### How to complete this task
Retype each entry below, keeping every character the same.

(Data items)
══════════
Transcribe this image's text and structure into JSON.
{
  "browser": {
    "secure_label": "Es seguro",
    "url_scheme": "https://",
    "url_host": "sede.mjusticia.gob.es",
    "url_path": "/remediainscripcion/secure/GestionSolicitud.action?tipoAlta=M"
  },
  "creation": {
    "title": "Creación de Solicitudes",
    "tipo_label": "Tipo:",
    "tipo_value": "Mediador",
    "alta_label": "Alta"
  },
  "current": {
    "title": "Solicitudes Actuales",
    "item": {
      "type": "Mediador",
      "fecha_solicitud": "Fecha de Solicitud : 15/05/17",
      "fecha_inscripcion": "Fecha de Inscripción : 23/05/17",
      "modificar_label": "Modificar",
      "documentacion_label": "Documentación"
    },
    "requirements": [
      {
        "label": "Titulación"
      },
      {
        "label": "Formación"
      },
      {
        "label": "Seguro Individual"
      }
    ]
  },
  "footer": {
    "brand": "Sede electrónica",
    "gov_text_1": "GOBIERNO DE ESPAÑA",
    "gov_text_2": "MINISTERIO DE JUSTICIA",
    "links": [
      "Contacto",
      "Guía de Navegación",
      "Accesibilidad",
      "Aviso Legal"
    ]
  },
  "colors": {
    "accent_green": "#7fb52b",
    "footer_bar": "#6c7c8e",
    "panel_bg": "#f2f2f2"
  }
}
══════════
### Task output
Transcribe this image's text and structure into JSON.
{
  "browser": {
    "secure_label": "Es seguro",
    "url_scheme": "https://",
    "url_host": "sede.mjusticia.gob.es",
    "url_path": "/remediainscripcion/secure/GestionSolicitud.action?tipoAlta=M"
  },
  "creation": {
    "title": "Creación de Solicitudes",
    "tipo_label": "Tipo:",
    "tipo_value": "Mediador",
    "alta_label": "Alta"
  },
  "current": {
    "title": "Solicitudes Actuales",
    "item": {
      "type": "Mediador",
      "fecha_solicitud": "Fecha de Solicitud : 15/05/17",
      "fecha_inscripcion": "Fecha de Inscripción : 23/05/17",
      "modificar_label": "Modificar",
      "documentacion_label": "Documentación"
    },
    "requirements": [
      {
        "label": "Titulación"
      },
      {
        "label": "Formación"
      },
      {
        "label": "Seguro Individual"
      }
    ]
  },
  "footer": {
    "brand": "Sede electrónica",
    "gov_text_1": "GOBIERNO DE ESPAÑA",
    "gov_text_2": "MINISTERIO DE JUSTICIA",
    "links": [
      "Contacto",
      "Guía de Navegación",
      "Accesibilidad",
      "Aviso Legal"
    ]
  },
  "colors": {
    "accent_green": "#7fb52b",
    "footer_bar": "#6c7c8e",
    "panel_bg": "#f2f2f2"
  }
}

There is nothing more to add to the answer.